Battle heating up in Wallingford over controversial development

SEATTLE -- A battle is brewing between residents in Seattle's Wallingford neighborhood, the city and a well known developer, and it all centers around a proposed apartment complex.

Wallingford residents claim the city and a developer are ignoring their concerns, especially when it comes to the safety of families.

All parties will come together Wednesday night at the Good Shepard Center to try to hash out a plan everyone can live with.

Jim Fryett is leading the charge for more than 150 other Wallingford residents who oppose a proposal to build two large apartment buildings in the middle of their neighborhood.

"We're saying that's not acceptable to us," Fryett said. "It's very frustrating."

Every time Fryett or others in the area have voiced their concerns about the project, they claim the city and the developer, AMLI, don't seem to care.

"We are unsure we're being heard," Fryett said.

When it's built, the new complex will play home to 224 units that cover a full block just north of Wallingford Avenue, plus most of the block to the south.

Fryett and others don't like the size of the complex and they don't think it's going to fit the look or feel of the neighborhood. They fear the developer won't include any shops or stores on the first floor of the complex that could benefit the rest of the community.

They also hate that the only way in or out of the complex's parking garage will be along Burke Avenue, which they say is a quiet street where kids often play.

Fryett is asking AMLI to consider the neighborhood's concerns.

"We're going to be here in 20-years, and we know they're not," he said.

AMLI didn't return phone calls for comment on the story, but its website says the company specializes in multi-family, high value apartments.

A city spokesperson has encouraged Fryett and others to share their concerns and said all of their comments will be reviewed.

Fryett now worries the city will approve AMLI's plans and issue a building permit without any input from people who actually live in the neighborhood.

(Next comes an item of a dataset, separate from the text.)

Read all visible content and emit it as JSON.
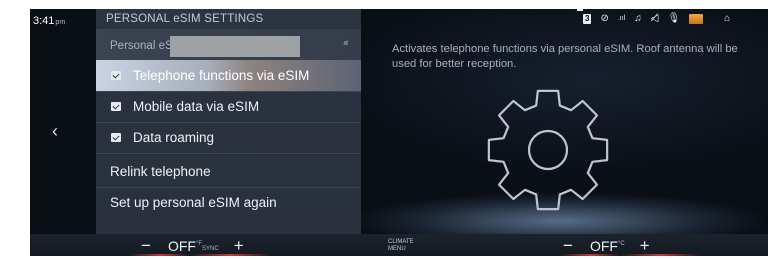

"It makes you feel skeptical about the whole process," he said.

Fryett is expecting more than 100 people at Wednesday meeting, which starts at 7 p.m.